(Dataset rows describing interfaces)
--------------------------------
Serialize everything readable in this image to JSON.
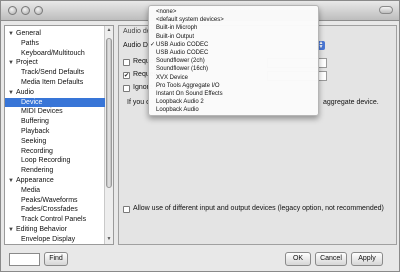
{
  "sidebar": {
    "items": [
      {
        "label": "General",
        "type": "category"
      },
      {
        "label": "Paths",
        "type": "child"
      },
      {
        "label": "Keyboard/Multitouch",
        "type": "child"
      },
      {
        "label": "Project",
        "type": "category"
      },
      {
        "label": "Track/Send Defaults",
        "type": "child"
      },
      {
        "label": "Media Item Defaults",
        "type": "child"
      },
      {
        "label": "Audio",
        "type": "category"
      },
      {
        "label": "Device",
        "type": "child",
        "selected": true
      },
      {
        "label": "MIDI Devices",
        "type": "child"
      },
      {
        "label": "Buffering",
        "type": "child"
      },
      {
        "label": "Playback",
        "type": "child"
      },
      {
        "label": "Seeking",
        "type": "child"
      },
      {
        "label": "Recording",
        "type": "child"
      },
      {
        "label": "Loop Recording",
        "type": "child"
      },
      {
        "label": "Rendering",
        "type": "child"
      },
      {
        "label": "Appearance",
        "type": "category"
      },
      {
        "label": "Media",
        "type": "child"
      },
      {
        "label": "Peaks/Waveforms",
        "type": "child"
      },
      {
        "label": "Fades/Crossfades",
        "type": "child"
      },
      {
        "label": "Track Control Panels",
        "type": "child"
      },
      {
        "label": "Editing Behavior",
        "type": "category"
      },
      {
        "label": "Envelope Display",
        "type": "child"
      }
    ]
  },
  "main": {
    "section_title": "Audio devi",
    "device_label": "Audio Device:",
    "request_sample_label": "Request sa",
    "request_block_label": "Request blo",
    "ignore_label": "Ignore runn",
    "if_you_text": "If you c",
    "aggregate_text": "aggregate device.",
    "allow_label": "Allow use of different input and output devices (legacy option, not recommended)"
  },
  "menu": {
    "items": [
      {
        "label": "<none>",
        "checked": false
      },
      {
        "label": "<default system devices>",
        "checked": false
      },
      {
        "label": "Built-in Microph",
        "checked": false
      },
      {
        "label": "Built-in Output",
        "checked": false
      },
      {
        "label": "USB Audio CODEC",
        "checked": true
      },
      {
        "label": "USB Audio CODEC",
        "checked": false
      },
      {
        "label": "Soundflower (2ch)",
        "checked": false
      },
      {
        "label": "Soundflower (16ch)",
        "checked": false
      },
      {
        "label": "XVX Device",
        "checked": false
      },
      {
        "label": "Pro Tools Aggregate I/O",
        "checked": false
      },
      {
        "label": "Instant On Sound Effects",
        "checked": false
      },
      {
        "label": "Loopback Audio 2",
        "checked": false
      },
      {
        "label": "Loopback Audio",
        "checked": false
      }
    ],
    "check_glyph": "✓"
  },
  "footer": {
    "find_label": "Find",
    "ok_label": "OK",
    "cancel_label": "Cancel",
    "apply_label": "Apply"
  }
}
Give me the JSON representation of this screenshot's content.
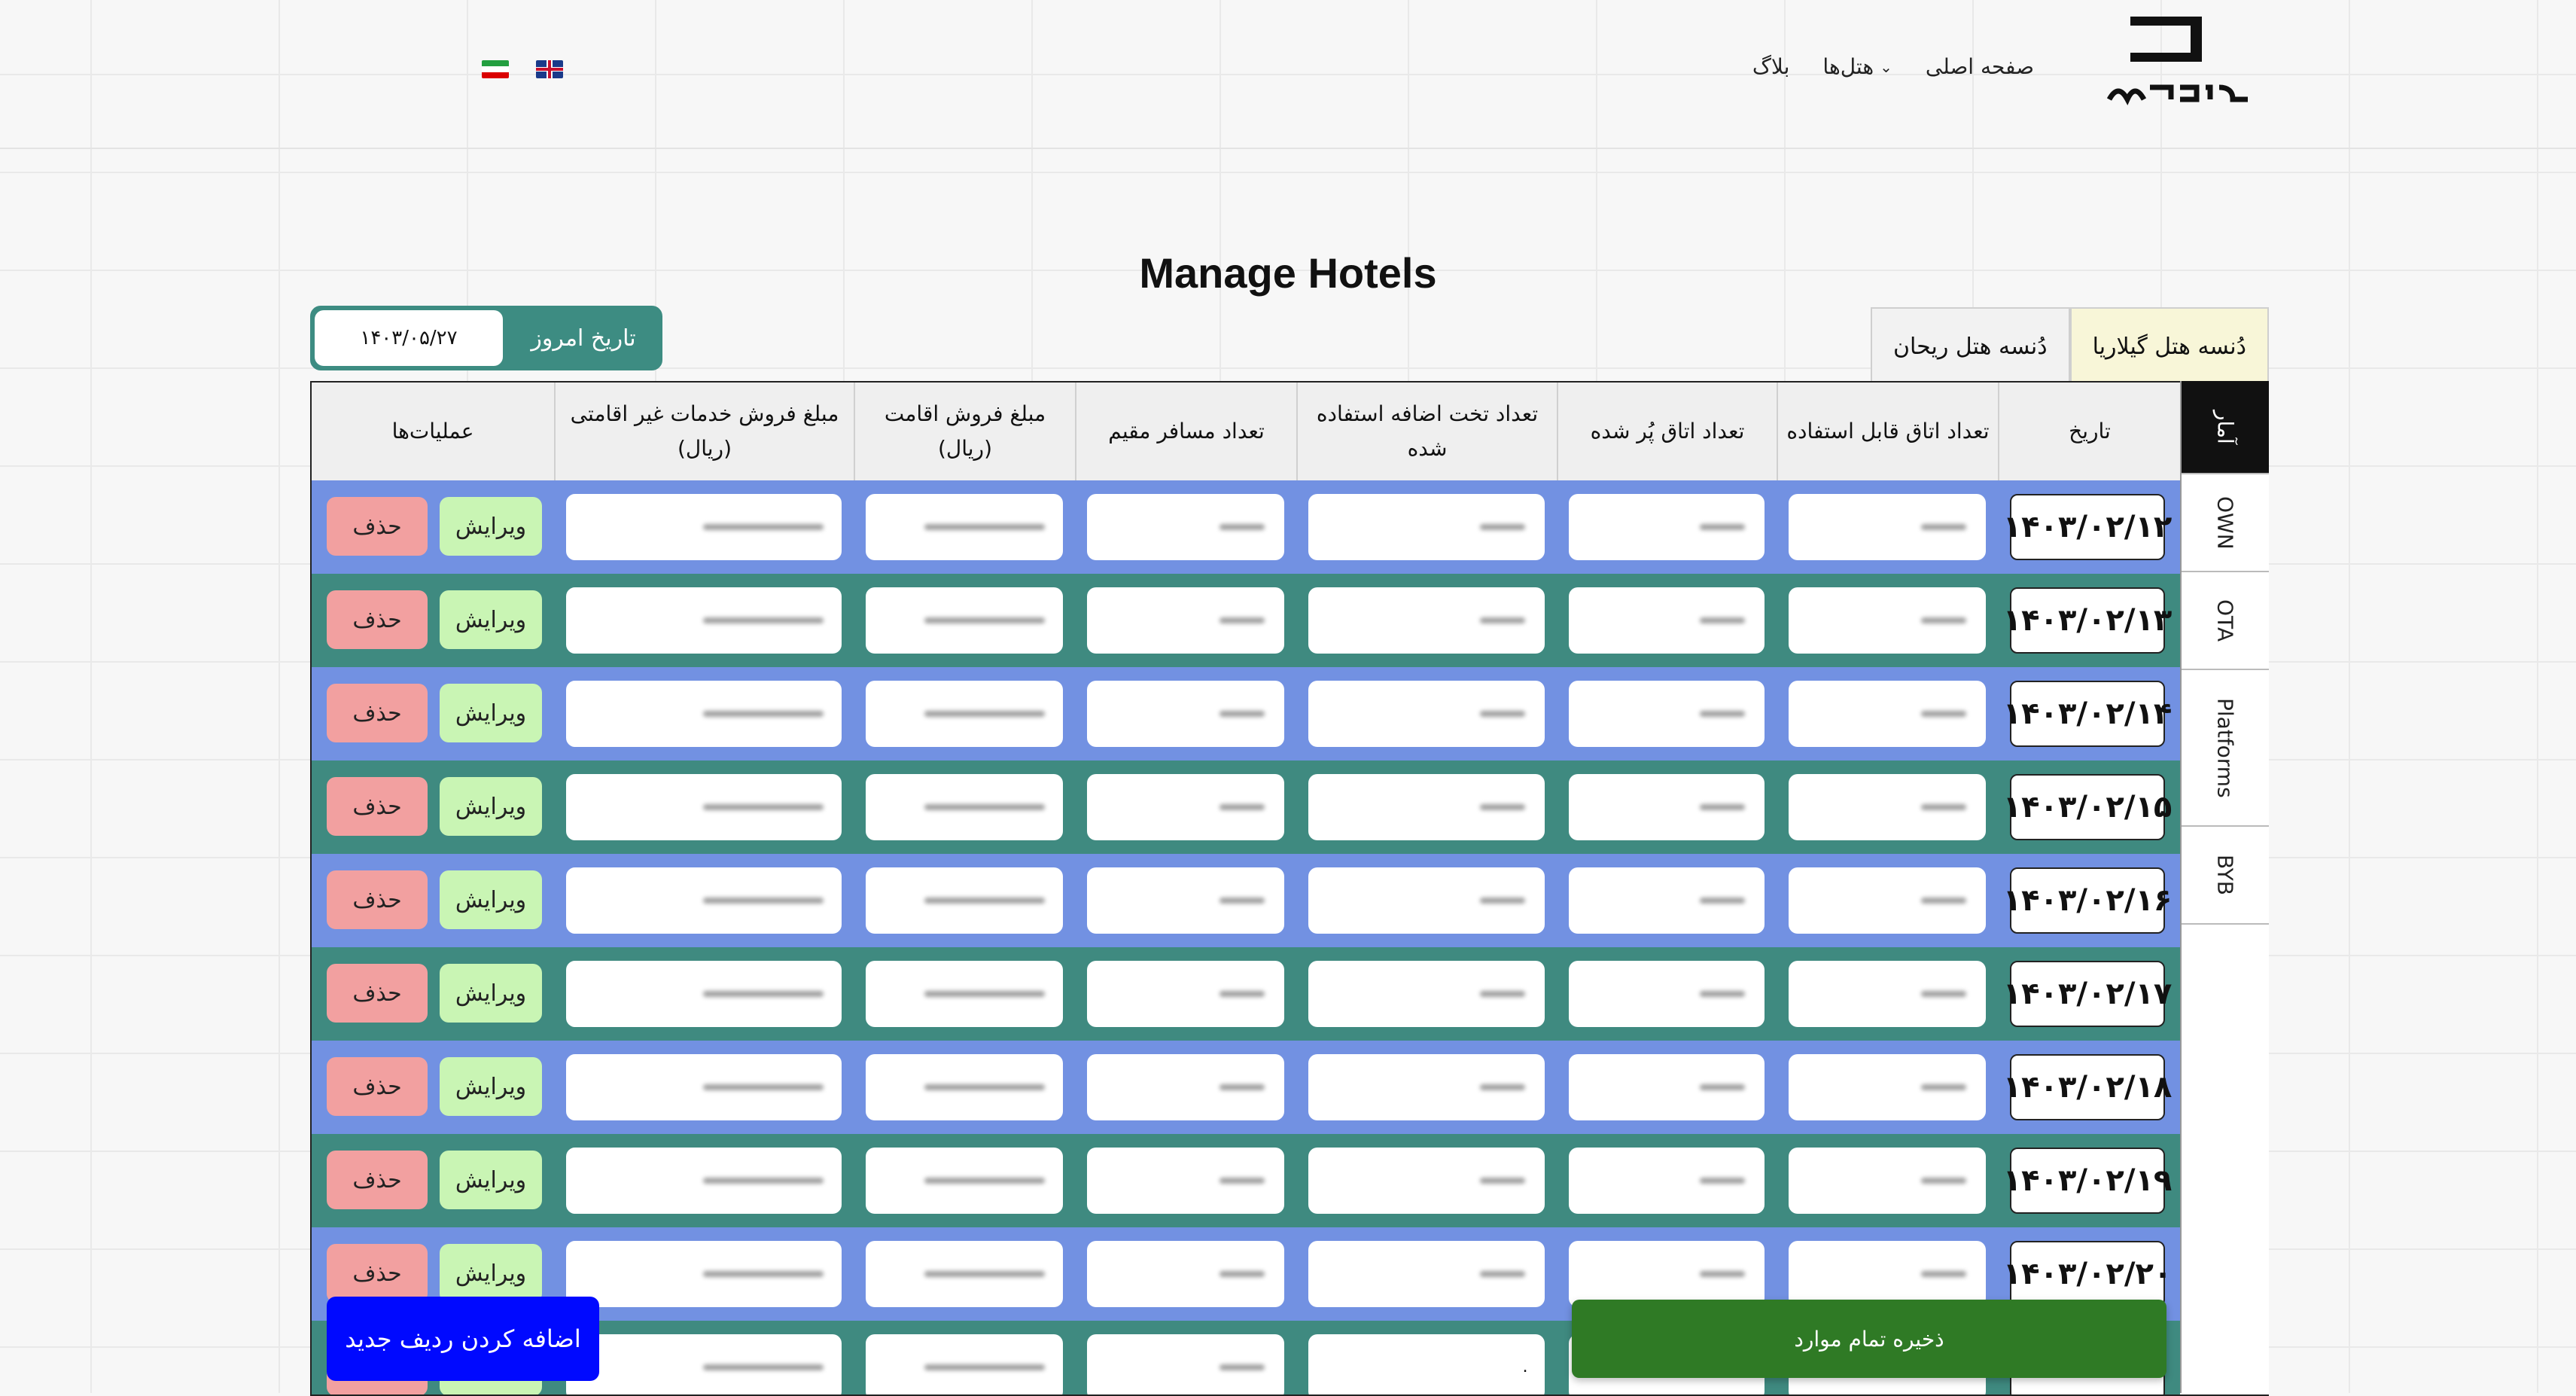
{
  "header": {
    "nav": [
      {
        "label": "صفحه اصلی",
        "has_chevron": false
      },
      {
        "label": "هتل‌ها",
        "has_chevron": true
      },
      {
        "label": "بلاگ",
        "has_chevron": false
      }
    ],
    "languages": [
      "fa-flag-icon",
      "en-flag-icon"
    ]
  },
  "page_title": "Manage Hotels",
  "today": {
    "label": "تاریخ امروز",
    "value": "۱۴۰۳/۰۵/۲۷"
  },
  "hotel_tabs": [
    {
      "label": "دُنسه هتل گیلاریا",
      "active": true
    },
    {
      "label": "دُنسه هتل ریحان",
      "active": false
    }
  ],
  "side_tabs": [
    {
      "label": "آمار",
      "active": true
    },
    {
      "label": "OWN",
      "active": false
    },
    {
      "label": "OTA",
      "active": false
    },
    {
      "label": "Platforms",
      "active": false
    },
    {
      "label": "BYB",
      "active": false
    }
  ],
  "table": {
    "columns": [
      "تاریخ",
      "تعداد اتاق قابل استفاده",
      "تعداد اتاق پُر شده",
      "تعداد تخت اضافه استفاده شده",
      "تعداد مسافر مقیم",
      "مبلغ فروش اقامت (ریال)",
      "مبلغ فروش خدمات غیر اقامتی (ریال)",
      "عملیات‌ها"
    ],
    "rows": [
      {
        "date": "۱۴۰۳/۰۲/۱۲"
      },
      {
        "date": "۱۴۰۳/۰۲/۱۳"
      },
      {
        "date": "۱۴۰۳/۰۲/۱۴"
      },
      {
        "date": "۱۴۰۳/۰۲/۱۵"
      },
      {
        "date": "۱۴۰۳/۰۲/۱۶"
      },
      {
        "date": "۱۴۰۳/۰۲/۱۷"
      },
      {
        "date": "۱۴۰۳/۰۲/۱۸"
      },
      {
        "date": "۱۴۰۳/۰۲/۱۹"
      },
      {
        "date": "۱۴۰۳/۰۲/۲۰"
      }
    ],
    "last_row_extra_bed_value": "۰",
    "edit_label": "ویرایش",
    "delete_label": "حذف"
  },
  "actions": {
    "add_row": "اضافه کردن ردیف جدید",
    "save_all": "ذخیره تمام موارد"
  },
  "colors": {
    "row_blue": "#7291e2",
    "row_teal": "#3f8a80",
    "add_button": "#0009ff",
    "save_button": "#2f7a25",
    "edit_button": "#c9f5b4",
    "delete_button": "#f2a0a0"
  }
}
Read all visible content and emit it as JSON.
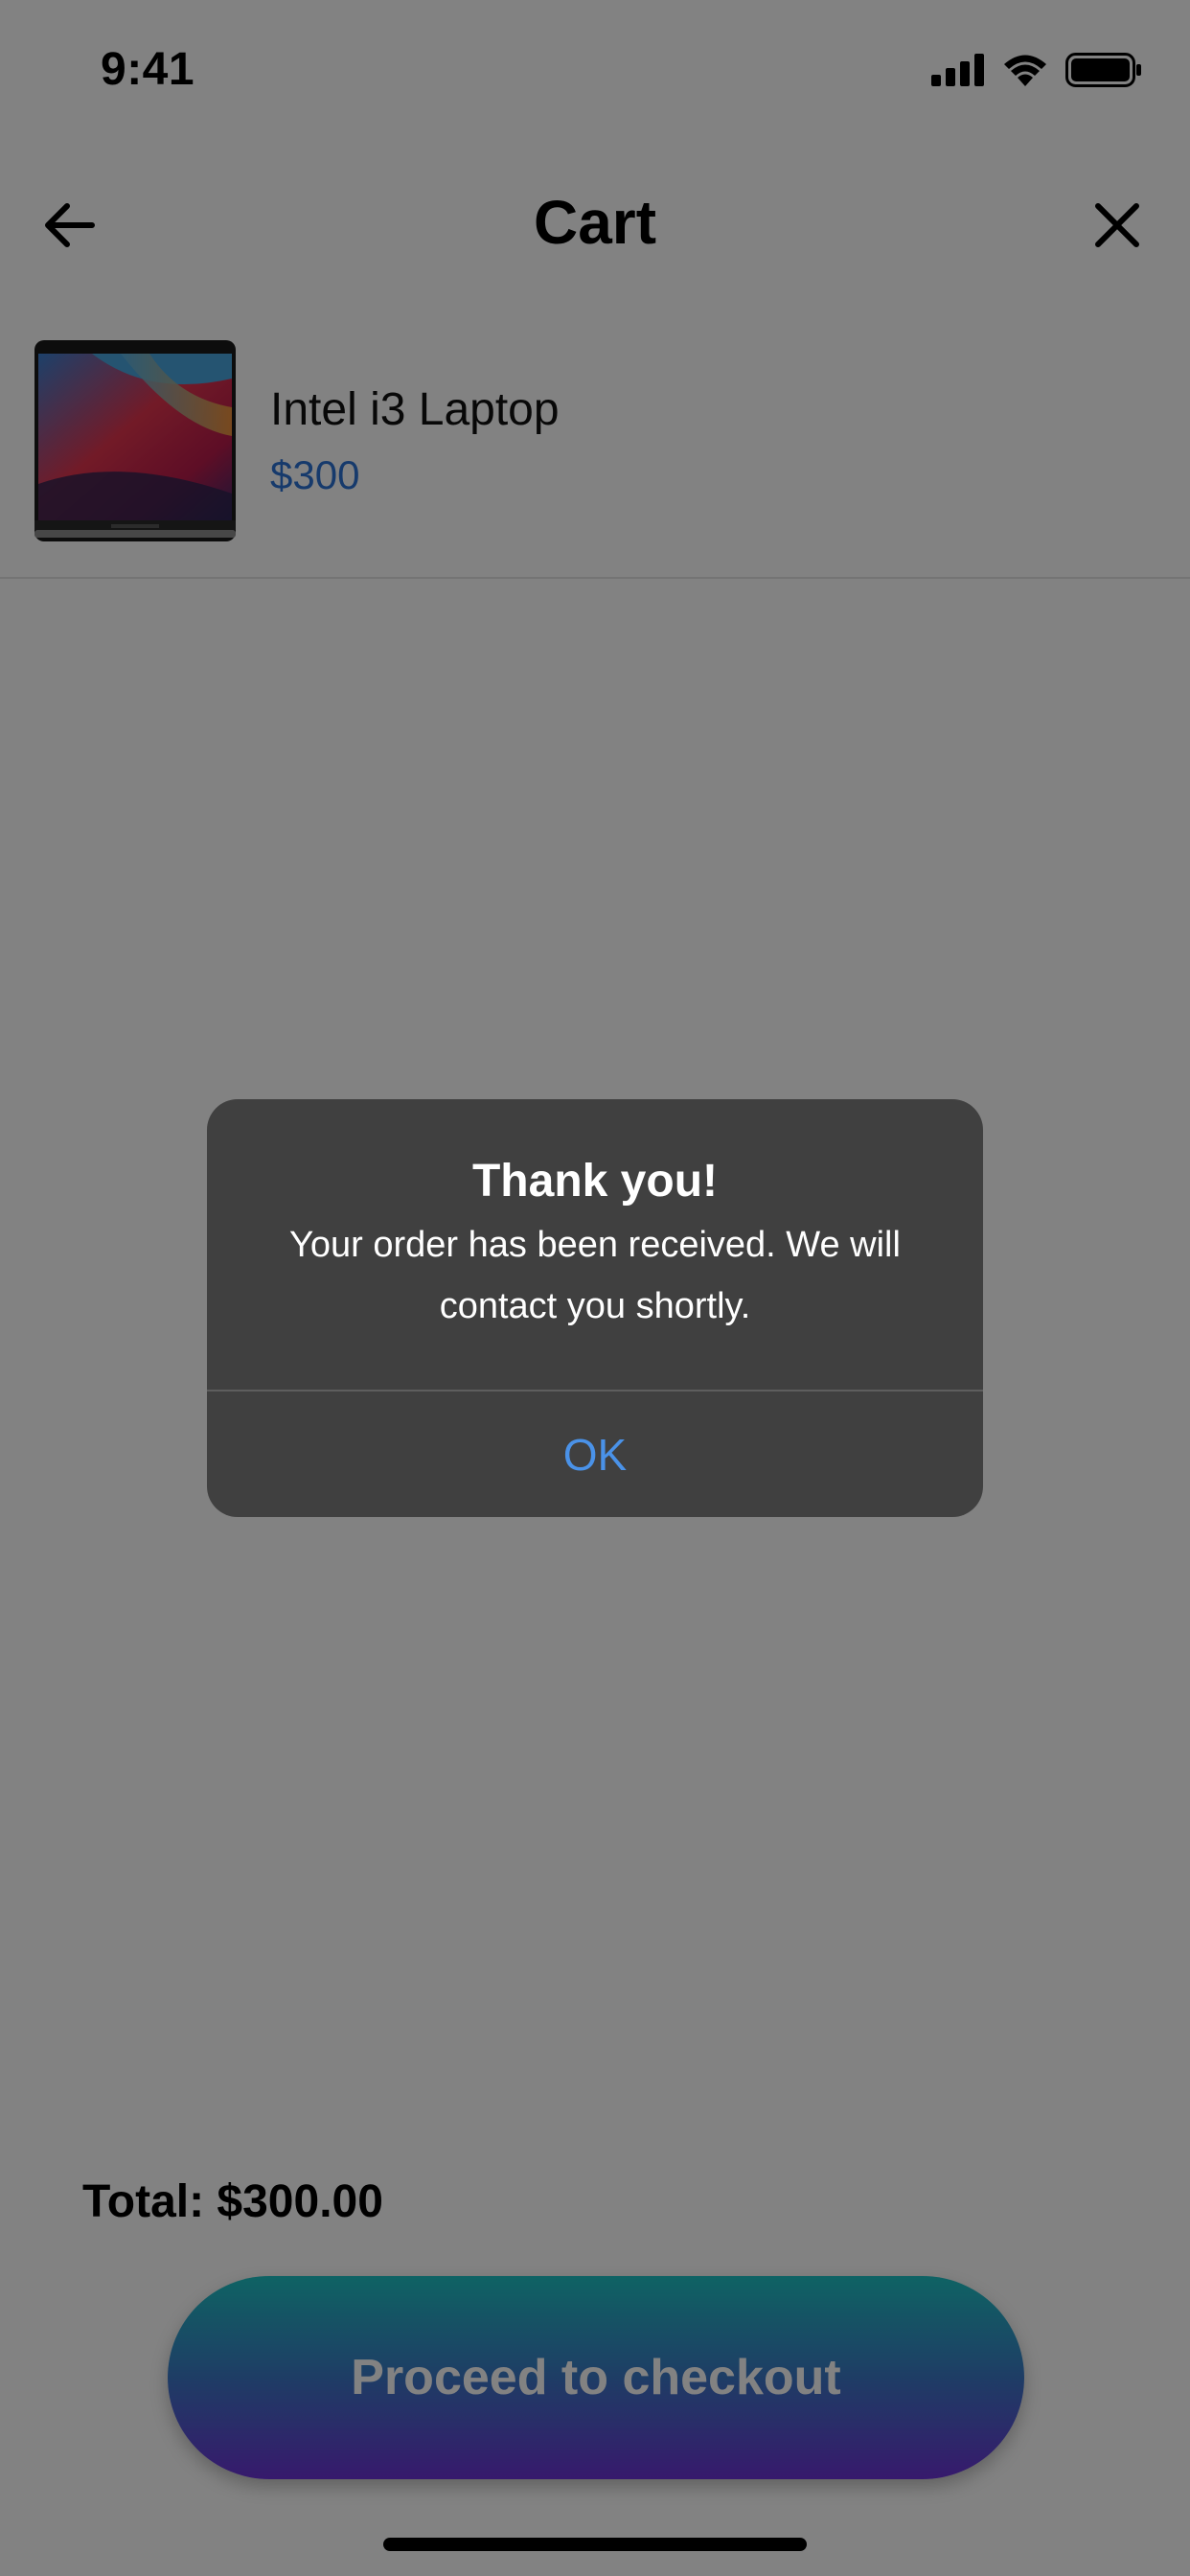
{
  "status_bar": {
    "time": "9:41"
  },
  "nav": {
    "title": "Cart"
  },
  "cart_items": [
    {
      "name": "Intel i3 Laptop",
      "price": "$300"
    }
  ],
  "footer": {
    "total": "Total: $300.00",
    "checkout_label": "Proceed to checkout"
  },
  "alert": {
    "title": "Thank you!",
    "message": "Your order has been received. We will contact you shortly.",
    "ok_label": "OK"
  },
  "colors": {
    "price": "#2b72d4",
    "alert_bg": "#404040",
    "alert_button": "#4a92e8",
    "gradient_top": "#1ec2c4",
    "gradient_bottom": "#6c33d6"
  }
}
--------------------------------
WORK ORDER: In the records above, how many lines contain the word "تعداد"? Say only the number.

YOUR SOLUTION: 4